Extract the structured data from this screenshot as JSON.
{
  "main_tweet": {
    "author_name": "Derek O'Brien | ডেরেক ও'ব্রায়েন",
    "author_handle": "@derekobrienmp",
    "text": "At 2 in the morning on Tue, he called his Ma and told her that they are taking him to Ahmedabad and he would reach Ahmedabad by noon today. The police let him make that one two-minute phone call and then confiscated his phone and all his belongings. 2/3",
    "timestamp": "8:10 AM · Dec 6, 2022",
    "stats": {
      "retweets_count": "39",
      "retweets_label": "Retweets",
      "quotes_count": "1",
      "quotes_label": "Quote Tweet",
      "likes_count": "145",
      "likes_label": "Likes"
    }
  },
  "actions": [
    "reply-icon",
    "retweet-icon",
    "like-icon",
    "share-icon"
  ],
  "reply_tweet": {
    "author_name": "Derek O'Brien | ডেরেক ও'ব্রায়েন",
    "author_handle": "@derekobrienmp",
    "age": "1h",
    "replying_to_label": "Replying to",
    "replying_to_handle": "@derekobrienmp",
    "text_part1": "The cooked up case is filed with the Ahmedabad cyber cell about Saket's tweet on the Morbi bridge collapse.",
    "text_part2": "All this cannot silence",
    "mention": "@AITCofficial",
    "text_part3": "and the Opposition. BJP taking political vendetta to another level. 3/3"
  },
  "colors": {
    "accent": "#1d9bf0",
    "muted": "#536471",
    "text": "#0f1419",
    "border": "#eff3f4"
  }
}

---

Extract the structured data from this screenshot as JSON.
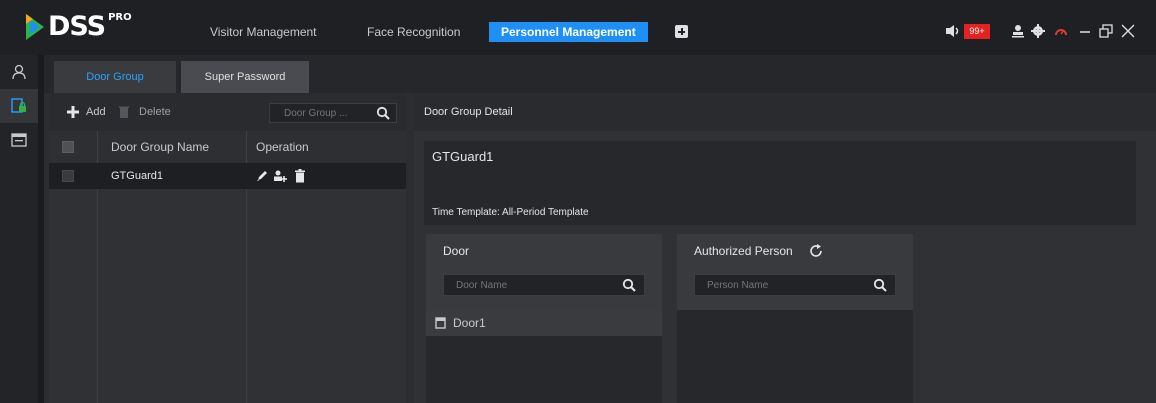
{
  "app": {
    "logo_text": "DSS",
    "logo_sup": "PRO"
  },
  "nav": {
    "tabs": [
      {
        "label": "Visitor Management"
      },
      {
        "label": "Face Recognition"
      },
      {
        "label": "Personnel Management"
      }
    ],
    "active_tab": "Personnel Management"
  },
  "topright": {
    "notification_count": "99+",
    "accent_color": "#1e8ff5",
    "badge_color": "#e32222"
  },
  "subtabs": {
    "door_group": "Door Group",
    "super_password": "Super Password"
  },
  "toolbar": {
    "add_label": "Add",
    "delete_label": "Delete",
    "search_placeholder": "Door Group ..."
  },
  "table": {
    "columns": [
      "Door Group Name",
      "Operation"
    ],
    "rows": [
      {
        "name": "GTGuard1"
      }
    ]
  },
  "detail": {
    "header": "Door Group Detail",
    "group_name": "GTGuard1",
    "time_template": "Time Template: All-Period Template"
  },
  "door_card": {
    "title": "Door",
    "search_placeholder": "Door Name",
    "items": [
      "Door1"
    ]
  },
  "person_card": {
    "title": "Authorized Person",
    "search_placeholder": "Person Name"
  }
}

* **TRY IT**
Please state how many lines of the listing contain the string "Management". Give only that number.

* **REPLY**
3